‘Harriet’ Editor, Wyatt Smith Talks Avoiding Movie Tropes of Slavery, Cynthia Erivo’s Casting, and More

Harriet tells the story of Harriet Tubman (Cynthia Erivo) going from escaping slavery to helping others escape through the Underground Railroad. Showbiz Cheat Sheet talked to the film’s editor, Wyatt Smith on Sept. 11 at Toronto Film Festival. He talked about being amazed by Erivo’s performance and what it was like working with director, Kasi Lemmons.

Wyatt Smith said Cynthia Erivo transforms throughout ‘Harriet’

Cynthia Erivo stars as Harriet Tubman and Aria Brooks as Anger in 'Harriet'
Cynthia Erivo stars as Harriet Tubman and Aria Brooks as Anger in ‘Harriet’ | Glen Wilson / Focus Features

“She is a dynamo,” he told Showbiz Cheat Sheet. “Her physicality is fascinating. I mean Harriet was around high over 5’2″. She was incredibly strong. She did have a beautiful singing voice supposedly. So here you have Cynthia who I think is 5’2″, incredibly athletic, has the most gifted voice. She was kind of a perfect fit into this role on top of just being an incredible actor.”

The actress plays the historical figure during three stages of her life. Smith noted how differently she plays each stage.

“I was saying to someone yesterday, ‘If you were to take out everything in the frame but her eyes. I could tell you exactly which of those three characters she was at any time,'” he said. “She really embodied it so well.”

Wyatt Smith talked to director, Kasi Lemmons about creating a movie with the Black audience in mind

The editor talked about the challenge of telling this story about people who have a different experience from his own. He said his conversations with the director helped him navigate this.

“Learning from Kasi, just having a lot of conversations about audience. Which as an editor I work for the audience more than a director, writer and actor,” he told Showbiz Cheat Sheet. “These films are meant to be seen and shared and I’m just trying to imagine who’s watching it and how to make it the best film for them.”

He continued, “But I am a privileged, middle class, white, middle-aged man.
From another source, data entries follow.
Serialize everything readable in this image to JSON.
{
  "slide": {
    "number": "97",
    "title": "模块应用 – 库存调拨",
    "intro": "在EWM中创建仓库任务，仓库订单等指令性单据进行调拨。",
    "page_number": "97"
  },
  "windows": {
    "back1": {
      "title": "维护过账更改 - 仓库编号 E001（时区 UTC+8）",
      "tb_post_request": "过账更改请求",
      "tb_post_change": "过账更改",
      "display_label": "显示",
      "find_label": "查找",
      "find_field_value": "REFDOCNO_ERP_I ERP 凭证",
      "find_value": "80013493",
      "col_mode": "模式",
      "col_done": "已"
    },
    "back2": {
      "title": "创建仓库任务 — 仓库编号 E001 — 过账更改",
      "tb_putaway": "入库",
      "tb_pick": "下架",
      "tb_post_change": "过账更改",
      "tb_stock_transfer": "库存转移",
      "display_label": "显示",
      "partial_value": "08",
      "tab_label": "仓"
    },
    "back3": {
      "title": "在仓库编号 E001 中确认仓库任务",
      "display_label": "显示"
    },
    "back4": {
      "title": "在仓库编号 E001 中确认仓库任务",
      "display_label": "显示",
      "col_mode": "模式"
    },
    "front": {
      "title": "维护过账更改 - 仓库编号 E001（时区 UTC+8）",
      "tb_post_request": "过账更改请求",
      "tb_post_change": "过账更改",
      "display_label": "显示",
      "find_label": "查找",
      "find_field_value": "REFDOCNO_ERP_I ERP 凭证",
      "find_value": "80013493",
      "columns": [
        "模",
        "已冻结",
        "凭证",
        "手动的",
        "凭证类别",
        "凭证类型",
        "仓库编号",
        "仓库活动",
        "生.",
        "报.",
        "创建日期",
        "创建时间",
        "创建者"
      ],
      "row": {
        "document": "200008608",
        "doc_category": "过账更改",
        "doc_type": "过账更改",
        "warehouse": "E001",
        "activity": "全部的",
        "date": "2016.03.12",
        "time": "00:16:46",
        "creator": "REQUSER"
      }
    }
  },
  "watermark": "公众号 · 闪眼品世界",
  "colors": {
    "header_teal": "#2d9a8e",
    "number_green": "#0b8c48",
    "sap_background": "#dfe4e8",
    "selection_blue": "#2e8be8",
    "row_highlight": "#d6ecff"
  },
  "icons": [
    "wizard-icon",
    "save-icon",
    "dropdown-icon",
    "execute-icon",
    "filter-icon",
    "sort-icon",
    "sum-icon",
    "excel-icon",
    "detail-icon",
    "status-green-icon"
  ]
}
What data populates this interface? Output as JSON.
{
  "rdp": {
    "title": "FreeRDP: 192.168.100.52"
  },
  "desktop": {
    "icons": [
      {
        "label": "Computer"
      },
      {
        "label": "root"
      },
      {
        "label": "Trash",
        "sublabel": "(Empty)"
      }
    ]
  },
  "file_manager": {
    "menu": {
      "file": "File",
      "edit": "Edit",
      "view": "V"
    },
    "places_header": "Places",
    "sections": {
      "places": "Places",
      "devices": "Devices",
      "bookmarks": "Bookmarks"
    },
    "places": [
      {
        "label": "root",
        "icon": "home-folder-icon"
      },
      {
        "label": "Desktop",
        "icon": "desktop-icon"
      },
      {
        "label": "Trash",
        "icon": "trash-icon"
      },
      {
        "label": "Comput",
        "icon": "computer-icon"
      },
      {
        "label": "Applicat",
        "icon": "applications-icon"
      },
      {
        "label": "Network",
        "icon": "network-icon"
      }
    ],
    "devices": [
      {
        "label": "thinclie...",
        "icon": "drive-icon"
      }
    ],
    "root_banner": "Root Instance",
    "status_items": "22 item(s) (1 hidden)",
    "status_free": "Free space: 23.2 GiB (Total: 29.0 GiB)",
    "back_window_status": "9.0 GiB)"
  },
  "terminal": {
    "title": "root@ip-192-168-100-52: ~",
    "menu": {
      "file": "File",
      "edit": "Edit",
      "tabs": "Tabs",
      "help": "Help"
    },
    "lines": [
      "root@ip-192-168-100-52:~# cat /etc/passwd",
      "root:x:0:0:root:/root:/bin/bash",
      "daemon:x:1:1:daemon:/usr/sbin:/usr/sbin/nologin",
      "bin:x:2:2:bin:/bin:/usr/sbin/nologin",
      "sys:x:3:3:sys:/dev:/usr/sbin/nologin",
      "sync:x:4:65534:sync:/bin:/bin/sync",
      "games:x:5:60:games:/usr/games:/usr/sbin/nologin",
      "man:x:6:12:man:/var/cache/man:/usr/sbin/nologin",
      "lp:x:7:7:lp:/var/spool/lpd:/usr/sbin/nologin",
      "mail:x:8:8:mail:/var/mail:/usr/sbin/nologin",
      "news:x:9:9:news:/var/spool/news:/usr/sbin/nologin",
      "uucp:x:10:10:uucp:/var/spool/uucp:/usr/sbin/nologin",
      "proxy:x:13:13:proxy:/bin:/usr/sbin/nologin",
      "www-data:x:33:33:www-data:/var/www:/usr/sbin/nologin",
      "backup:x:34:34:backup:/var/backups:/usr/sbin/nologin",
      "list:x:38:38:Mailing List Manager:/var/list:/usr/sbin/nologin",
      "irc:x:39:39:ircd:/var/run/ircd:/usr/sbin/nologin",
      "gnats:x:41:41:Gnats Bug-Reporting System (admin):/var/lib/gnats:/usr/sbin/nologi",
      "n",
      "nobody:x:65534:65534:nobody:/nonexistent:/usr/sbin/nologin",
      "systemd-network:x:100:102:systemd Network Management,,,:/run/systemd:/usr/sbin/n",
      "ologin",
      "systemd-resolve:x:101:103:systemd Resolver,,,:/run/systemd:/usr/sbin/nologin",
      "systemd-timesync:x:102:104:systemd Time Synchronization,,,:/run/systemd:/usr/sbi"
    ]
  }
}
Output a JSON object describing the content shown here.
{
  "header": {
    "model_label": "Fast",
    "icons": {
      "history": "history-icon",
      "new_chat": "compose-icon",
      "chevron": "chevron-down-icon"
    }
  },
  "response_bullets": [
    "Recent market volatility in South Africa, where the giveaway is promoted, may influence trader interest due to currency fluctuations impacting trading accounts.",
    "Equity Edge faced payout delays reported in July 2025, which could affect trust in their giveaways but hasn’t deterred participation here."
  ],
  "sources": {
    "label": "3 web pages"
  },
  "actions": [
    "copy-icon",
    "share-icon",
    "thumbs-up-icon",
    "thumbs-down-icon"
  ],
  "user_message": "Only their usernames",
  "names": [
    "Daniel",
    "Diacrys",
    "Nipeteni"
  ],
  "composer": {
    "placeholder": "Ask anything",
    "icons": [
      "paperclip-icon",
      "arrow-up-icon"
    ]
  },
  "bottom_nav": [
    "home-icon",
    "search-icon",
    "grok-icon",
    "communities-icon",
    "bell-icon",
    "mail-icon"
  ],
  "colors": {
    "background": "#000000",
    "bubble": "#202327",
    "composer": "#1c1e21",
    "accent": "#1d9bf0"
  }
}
So trying to get more in tune with the Black audience is not something I could speak for naturally. A lot of my dialogue with Kasi is, in some places there is actually humor which is hard in a slave narrative.”

Smith added, “But also just getting her perspective and using some of some of the subtleties of language and knowing that something I might oversee could actually be quite damaging or more fulfilling to a Black audience. So getting her perspective and my perspective and kind of fusing that together to make the film was, I mean it was really one of my favorite parts of making this.

Lemmons wanted to avoid the tropes of a movie taking place during slavery

Tubman would see things after she injured her head and that plays a part in the movie. Smith admitted this was one of the harder things to get across in the movie.

“One of my first conversations with Kasi was to say look you know ‘The voice of God that’s there’s not really a lot of great precedent for that with movies.’ It’s very hard to make that work,” he revealed.

The editor added, “But I will say the thing we constantly re-evaluated and constantly reworked was the language of the visions. And how they would work for an audience. While not coming across as cheesy or distracting or irrelevant.”

There was another difficult aspect about editing the movie for Smith. Movies that take place during this time period can be hard to watch. This is often because there is a lot of focus on the violence done to enslaved people, rather than their humanity. Smith said it was Lemmons’ goal to avoid this.

“Well that was a big goal of Kasi’s with this film is to avoid a lot of the tropes of slavery,” said the editor. “It doesn’t mean that there isn’t brutality and certainly there’s a lot of implied violence. But those movies have been made.”

He continued, “They’ve been made very well, and with this story what she really wanted to show more was it’s not just the physical abuse. It’s the emotional abuse. It’s the decimation of family. Harriet’s family was torn apart.”

Wyatt later said, “And decimation of families obviously it’s very relatable unfortunately right now in our times. Kasi wanted to focus more on that aspect because family is what also drove and motivated Harriet so much rather than to see whippings and hangings. We know that they happened. We’re not trying to say that they didn’t.”

He noted that they wanted to make a movie that could be watched by a younger audience. Harriet is now released in theaters.